Obviously, the fate of GlaxoSmithKline's (NYSE: GSK) diabetes drug Avandia is vital to the company. But it also will mark a defining moment for the Obama administration's FDA, as well as the entire pharma industry.
Avandia has been under scrutiny since 2007, when a study linked the drug to increased cardiovascular risks. Since then, research has been piling up, but it's not only contradictory, it's not all top-quality data. GSK argues that true clinical trials haven't pinpointed the same cardiac risks as some independent analyses have, including those published this week. At this point, there's been no full-on clinical outcomes trial, so the data available has to be weighted and compared.
As Reuters notes, the world is watching the FDA to see just how it weighs that data. It's the first big safety controversy faced by Obama's FDA. And even within the agency, Avandia has its detractors and supporters. Some in Congress are pushing for withdrawal.
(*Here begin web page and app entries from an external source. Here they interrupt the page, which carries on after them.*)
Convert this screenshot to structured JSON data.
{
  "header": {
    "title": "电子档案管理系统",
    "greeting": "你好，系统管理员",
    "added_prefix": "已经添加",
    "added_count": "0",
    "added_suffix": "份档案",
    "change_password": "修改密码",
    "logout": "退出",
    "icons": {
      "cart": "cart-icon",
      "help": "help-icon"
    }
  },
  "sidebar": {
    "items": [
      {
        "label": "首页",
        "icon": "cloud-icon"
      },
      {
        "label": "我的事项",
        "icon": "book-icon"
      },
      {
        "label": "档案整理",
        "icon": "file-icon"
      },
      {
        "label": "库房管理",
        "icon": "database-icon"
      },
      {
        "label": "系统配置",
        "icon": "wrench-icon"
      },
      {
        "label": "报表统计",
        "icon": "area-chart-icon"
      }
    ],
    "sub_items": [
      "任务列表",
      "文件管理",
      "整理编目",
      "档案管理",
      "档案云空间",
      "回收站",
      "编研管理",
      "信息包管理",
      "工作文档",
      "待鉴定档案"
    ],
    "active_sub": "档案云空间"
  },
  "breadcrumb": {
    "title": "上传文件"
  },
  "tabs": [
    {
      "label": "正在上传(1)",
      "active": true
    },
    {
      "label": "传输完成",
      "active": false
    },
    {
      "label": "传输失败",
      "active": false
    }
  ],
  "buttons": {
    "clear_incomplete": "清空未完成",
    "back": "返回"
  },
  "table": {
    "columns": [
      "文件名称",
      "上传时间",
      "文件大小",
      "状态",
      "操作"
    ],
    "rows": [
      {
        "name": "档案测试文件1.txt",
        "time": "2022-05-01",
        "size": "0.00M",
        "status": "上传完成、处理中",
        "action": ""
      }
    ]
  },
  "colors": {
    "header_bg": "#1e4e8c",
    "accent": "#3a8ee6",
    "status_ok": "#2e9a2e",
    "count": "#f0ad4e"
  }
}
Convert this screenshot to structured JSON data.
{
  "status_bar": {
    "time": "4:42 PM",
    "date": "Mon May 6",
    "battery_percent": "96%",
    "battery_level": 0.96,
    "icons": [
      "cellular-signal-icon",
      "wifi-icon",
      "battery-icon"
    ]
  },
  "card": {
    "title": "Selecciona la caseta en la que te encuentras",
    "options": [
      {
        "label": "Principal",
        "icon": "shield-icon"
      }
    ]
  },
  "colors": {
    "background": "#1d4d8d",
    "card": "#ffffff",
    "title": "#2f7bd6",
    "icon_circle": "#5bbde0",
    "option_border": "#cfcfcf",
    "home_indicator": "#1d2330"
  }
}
We have yet to hear from the agency's expert advisors, who meet in mid-July on Avandia, but ultimately it's the agency that has to sift through all the data--and all the recommendations--and make a decision.
If the FDA were to pull Avandia, there could be problems for future drugs with inconclusive safety data. "The ability to get through FDA might be questioned a little bit more if they were to do something pretty dramatic here," Morningstar analyst Damien Conover tells Reuters, adding that he doesn't think Avandia will be banned.